Meanwhile, MPs are to set out guidance on how people can travel safely on public transport as the coronavirus lockdown begins to ease.
The coronavirus death toll in the UK stood at more than 32,000 when the Prime Minister said on Sunday that he wanted those who cannot work from home to start returning to their workplaces from Wednesday.
Sunak last week warned the furlough scheme was not “sustainable” at its current rate although he promised there would be no “cliff edge” cut-off.
Torsten Bell, chief executive of the Resolution Foundation think tank and an early advocate of the scheme, said it should be phased out gradually.
“Moving too quickly could spark a huge second surge in job losses at a time when unemployment already looks set to be at the highest level for a quarter of a century,” he said.
“This policy has made a huge difference in this crisis.
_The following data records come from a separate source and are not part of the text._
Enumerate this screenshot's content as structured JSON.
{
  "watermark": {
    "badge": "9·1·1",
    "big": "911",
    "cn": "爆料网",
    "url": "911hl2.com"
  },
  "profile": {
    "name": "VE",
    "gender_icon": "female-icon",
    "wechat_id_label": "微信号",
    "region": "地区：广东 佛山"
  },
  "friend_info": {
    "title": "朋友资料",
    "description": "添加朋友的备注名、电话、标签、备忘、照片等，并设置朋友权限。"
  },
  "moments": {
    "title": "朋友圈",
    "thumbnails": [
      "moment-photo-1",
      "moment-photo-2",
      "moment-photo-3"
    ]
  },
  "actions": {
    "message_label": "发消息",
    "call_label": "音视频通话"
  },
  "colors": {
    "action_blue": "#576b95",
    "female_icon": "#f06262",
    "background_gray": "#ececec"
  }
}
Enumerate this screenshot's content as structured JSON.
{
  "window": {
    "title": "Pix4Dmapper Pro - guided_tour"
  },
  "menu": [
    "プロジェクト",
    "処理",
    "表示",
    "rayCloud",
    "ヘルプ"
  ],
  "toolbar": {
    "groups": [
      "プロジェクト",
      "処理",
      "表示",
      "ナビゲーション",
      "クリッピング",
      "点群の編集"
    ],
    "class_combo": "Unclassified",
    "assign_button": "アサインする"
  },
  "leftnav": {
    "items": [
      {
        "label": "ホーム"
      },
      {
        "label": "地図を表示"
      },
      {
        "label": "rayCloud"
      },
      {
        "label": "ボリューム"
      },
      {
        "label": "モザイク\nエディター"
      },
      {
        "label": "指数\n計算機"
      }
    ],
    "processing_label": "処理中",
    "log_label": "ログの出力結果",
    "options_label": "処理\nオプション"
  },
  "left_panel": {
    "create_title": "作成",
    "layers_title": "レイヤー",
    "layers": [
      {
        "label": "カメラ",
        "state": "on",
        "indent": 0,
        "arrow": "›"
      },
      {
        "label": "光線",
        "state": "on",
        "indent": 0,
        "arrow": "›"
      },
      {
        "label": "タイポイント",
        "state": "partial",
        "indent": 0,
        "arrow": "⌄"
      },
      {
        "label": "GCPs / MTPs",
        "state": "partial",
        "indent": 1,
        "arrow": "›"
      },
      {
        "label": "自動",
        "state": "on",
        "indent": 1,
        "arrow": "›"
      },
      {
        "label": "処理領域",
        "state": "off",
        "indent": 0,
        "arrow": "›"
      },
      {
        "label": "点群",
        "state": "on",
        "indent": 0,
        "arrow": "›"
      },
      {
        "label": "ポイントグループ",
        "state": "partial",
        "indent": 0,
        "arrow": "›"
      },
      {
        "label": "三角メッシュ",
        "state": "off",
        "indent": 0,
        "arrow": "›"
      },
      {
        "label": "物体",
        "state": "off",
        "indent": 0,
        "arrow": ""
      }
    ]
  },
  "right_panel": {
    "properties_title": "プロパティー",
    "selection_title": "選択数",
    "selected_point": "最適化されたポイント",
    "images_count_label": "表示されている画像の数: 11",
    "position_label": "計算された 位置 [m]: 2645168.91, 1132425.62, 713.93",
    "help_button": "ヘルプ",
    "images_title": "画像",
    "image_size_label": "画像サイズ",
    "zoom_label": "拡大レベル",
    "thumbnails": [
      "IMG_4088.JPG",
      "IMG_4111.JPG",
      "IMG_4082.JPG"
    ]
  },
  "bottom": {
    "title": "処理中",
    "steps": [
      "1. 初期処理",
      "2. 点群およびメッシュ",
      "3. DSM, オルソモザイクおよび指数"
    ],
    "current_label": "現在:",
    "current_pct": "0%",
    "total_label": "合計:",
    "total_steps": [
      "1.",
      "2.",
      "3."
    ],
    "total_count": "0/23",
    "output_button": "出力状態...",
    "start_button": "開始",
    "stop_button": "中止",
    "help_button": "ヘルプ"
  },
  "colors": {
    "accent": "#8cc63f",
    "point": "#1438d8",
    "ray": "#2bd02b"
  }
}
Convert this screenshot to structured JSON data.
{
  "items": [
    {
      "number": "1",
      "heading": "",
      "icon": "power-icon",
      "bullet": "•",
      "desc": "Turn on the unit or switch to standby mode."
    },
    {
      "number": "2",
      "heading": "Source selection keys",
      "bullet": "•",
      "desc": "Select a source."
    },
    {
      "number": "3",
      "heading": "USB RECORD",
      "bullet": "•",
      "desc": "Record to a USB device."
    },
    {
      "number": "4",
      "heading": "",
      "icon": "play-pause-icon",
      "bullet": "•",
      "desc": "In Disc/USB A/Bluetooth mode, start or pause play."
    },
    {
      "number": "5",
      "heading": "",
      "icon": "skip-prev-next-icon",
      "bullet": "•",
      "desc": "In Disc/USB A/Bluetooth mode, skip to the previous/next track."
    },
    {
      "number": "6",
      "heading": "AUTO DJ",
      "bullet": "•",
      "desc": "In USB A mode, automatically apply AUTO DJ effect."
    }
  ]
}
It now needs careful and gradual change to ensure the benefits it has provided are secured rather than squandered.”
Meanwhile, the managing director of leisure operator GLL, Mark Sesnan, has suggested any tapering should be looked at on a sector-by-sector basis.
“Industries such as leisure and hospitality (should be) protected,” he said.
“This is because, in order to adhere to social distancing guidelines, we will have to operate at a significantly reduced capacity.
“In turn, this will have a major impact on the number of staff able to return to work fully.”
Johnson has said he did not expect a sudden “flood” of people heading back to work following Monday’s publication of the UK Government’s “road map” for lifting lockdown restrictions.
However, this prompted a barrage of questions as to how it could be achieved amid warnings the government is watering down its clear “stay at home” message.
Speaking at the daily Number 10 press briefing on Monday, Johnson said the measures – including allowing unlimited outdoor exercise – were mere “baby steps”.
He warned the government stood ready to reimpose controls if there was any sign of the transmission rate of the virus picking up again.
Meanwhile the TUC welcomed the publication of government guidance on how workplaces can be made “Covid-secure” as they re-open.
Employers – including factories and construction sites – will be required to carry out a risk assessment before they can resume.
This followed criticism by unions that Johnson had issued his return-to-work call in his broadcast on Sunday without explaining how it could be safely achieved.
with PA Wires